OPPORTUNITY

Kenya's affordable housing plan boon for investors – report

National Treasury plans to spend at least Sh13.9 billion.

In Summary

•Kenya has an annual housing demand of 250,000 units with an estimated supply of 50,000 units, culminating in a housing deficit of two million units, or 80 per cent deficit.

•With attractive incentives for private developers, the affordable housing sector in Kenya offers developers an opportunity to diversify their portfolios,

An aerial view of the construction of the affordable housing in Ngara's Park road
An aerial view of the construction of the affordable housing in Ngara's Park road
Image: ENOS TECHE

Kenya's affordable housing drive under the Big Four Agenda provides an opportunity for investors in Kenya, Pan-African professional real estate services provider, Broll Property Group, has said.

In the 2021/22 financial year, National Treasury plans to spend at least Sh13.9 billion to drive the affordable housing agenda.

This is meant to provide “affordable and decent housing for all Kenyans” according to Treasury CS Ukur Yatani.

This sets the platform for investors to tap in, notes Vivian Ombwayo, director of research and valuation at Broll Kenya.

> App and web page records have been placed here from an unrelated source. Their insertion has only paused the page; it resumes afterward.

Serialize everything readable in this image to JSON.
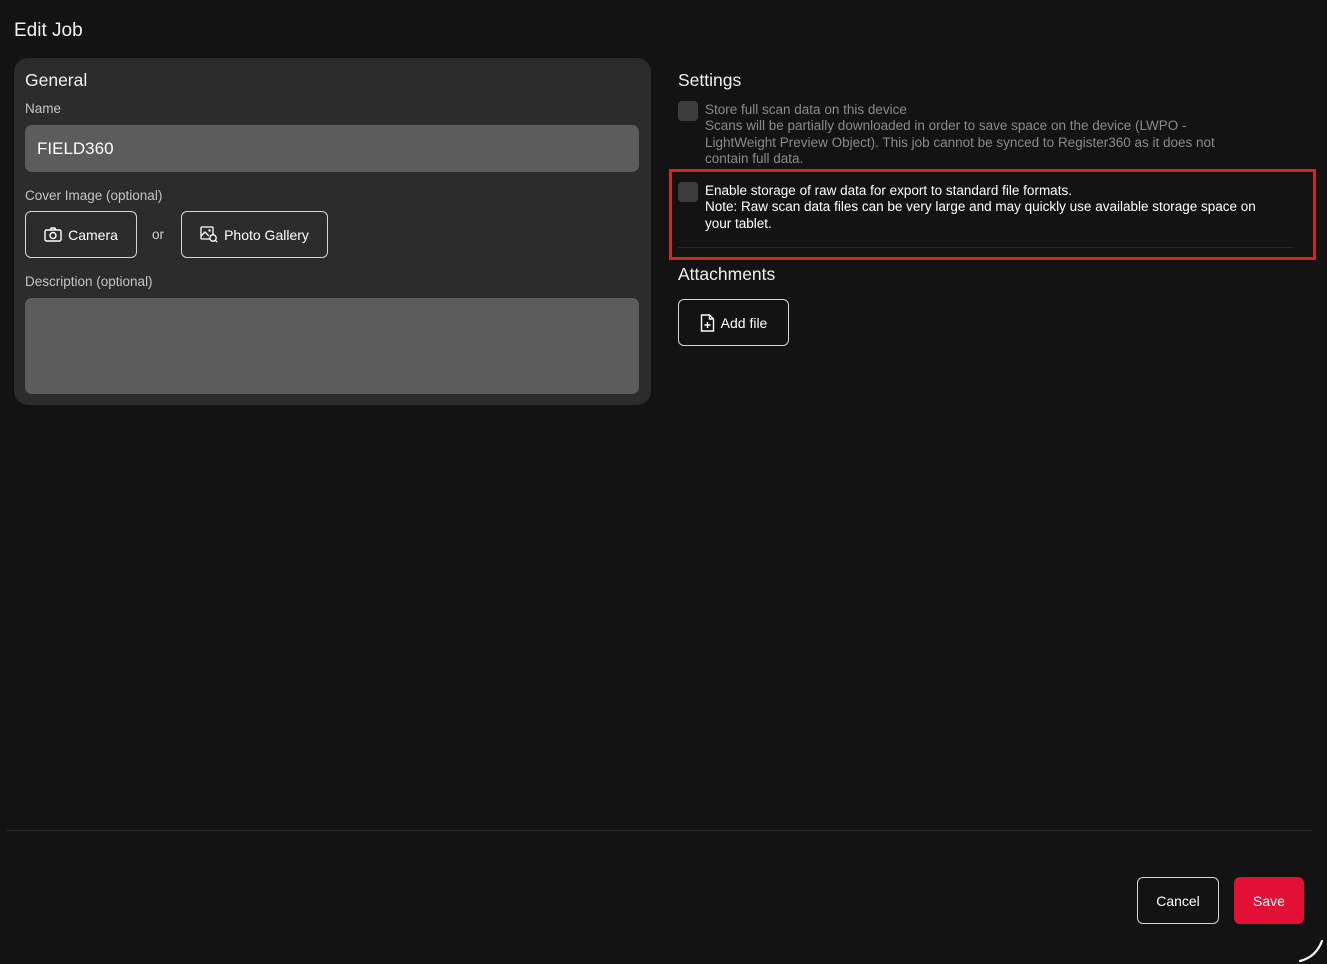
{
  "page": {
    "title": "Edit Job"
  },
  "general": {
    "title": "General",
    "name_label": "Name",
    "name_value": "FIELD360",
    "cover_label": "Cover Image (optional)",
    "camera_label": "Camera",
    "camera_icon": "camera-icon",
    "or_label": "or",
    "gallery_label": "Photo Gallery",
    "gallery_icon": "photo-gallery-icon",
    "description_label": "Description (optional)",
    "description_value": ""
  },
  "settings": {
    "title": "Settings",
    "items": [
      {
        "checked": false,
        "enabled": false,
        "line1": "Store full scan data on this device",
        "line2": "Scans will be partially downloaded in order to save space on the device (LWPO -",
        "line3": "LightWeight Preview Object). This job cannot be synced to Register360 as it does not",
        "line4": "contain full data."
      },
      {
        "checked": false,
        "enabled": true,
        "line1": "Enable storage of raw data for export to standard file formats.",
        "line2": "Note: Raw scan data files can be very large and may quickly use available storage space on",
        "line3": "your tablet."
      }
    ]
  },
  "attachments": {
    "title": "Attachments",
    "add_file_label": "Add file",
    "add_file_icon": "add-file-icon"
  },
  "footer": {
    "cancel_label": "Cancel",
    "save_label": "Save"
  },
  "colors": {
    "background": "#131313",
    "card": "#2c2c2c",
    "field": "#5c5c5c",
    "save_accent": "#e30f35",
    "highlight": "#c62a2a"
  }
}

With attractive incentives for private developers, the affordable housing sector offers developers an opportunity to diversify their portfolios, especially those concentrating mainly on the commercial-user space, adds Jess Cleland, chief operating officer Outside of SA, Valuations and Intel at Broll.

“It means they are able to diversify into the residential sector, thanks to attractive government incentives,” Cleland says.

Ombwayo and Cleland spoke when they presented a research report on the sector at the eighth annual East Africa Property Investment (EAPI) Summit.

The research report was co-sponsored by API Events. According to the report, the abundant housing opportunities in Kenya also allow complementary users to be included in affordable housing projects, such as retail, office, institutional and also medical.

This means that, at the end of the day, despite having to manage their revenue and cost carefully, private developers are able to achieve a healthy return from comprehensive affordable housing projects.

Another factor to be considered is the social impact of affordable housing, stresses Ombwayo:“We have so many developers, such as those in the private equity space, heavily involved with the social benefits that such projects afford local communities. There are no better projects than affordable housing in this regard.”

Kenya has an annual housing demand of 250,000 units with an estimated supply of 50,000 units, culminating in a housing deficit of two million units, or 80 per cent deficit.

Housing affordability is a key challenge in Kenya with many people unable to afford to buy or build their own home.

While there is no formal definition of what constitutes affordable housing in the Kenyan property market, according to the Kenya Mortgage Refinance Company(KMRC), the ceiling for a typical three-bedroom unit is Sh4 million.

However, it is very much dependent on the developers themselves, who often base the definition of affordable housing on not cost alone, but also on the proximity to socioeconomic amenities,” notes Ombwayo.

The demand base of low- to middle-income earners, which accounts for more than half of the economically active urban population, lends a real impetus to the demand for affordable housing.

For example, the online affordable housing platform developed by the government, known as Boma Yangu, has clocked up over 320,000 subscribers to date.

“While private developers are finding it very tight to maintain the ceiling of Sh 4 million, we are not really seeing any projects offering anything above the standard typology of three-bedroom apartments,”Ombwayo notes.

The cost of land within the major urban centres is increasingly pushing developers to the outskirts, where the main attraction is the ready availability of relatively cheaper land.

Land cost remains a critical aspect in affordable housing, coupled with innovative ways of minimising overall projects costs, such as alternative building technologies.

The private sector is yet to catch up, but there has been a lot of traction in recent years, especially as the private sector attempts the tricky balance of cost versus the final price of a unit,” explains Ombwayo.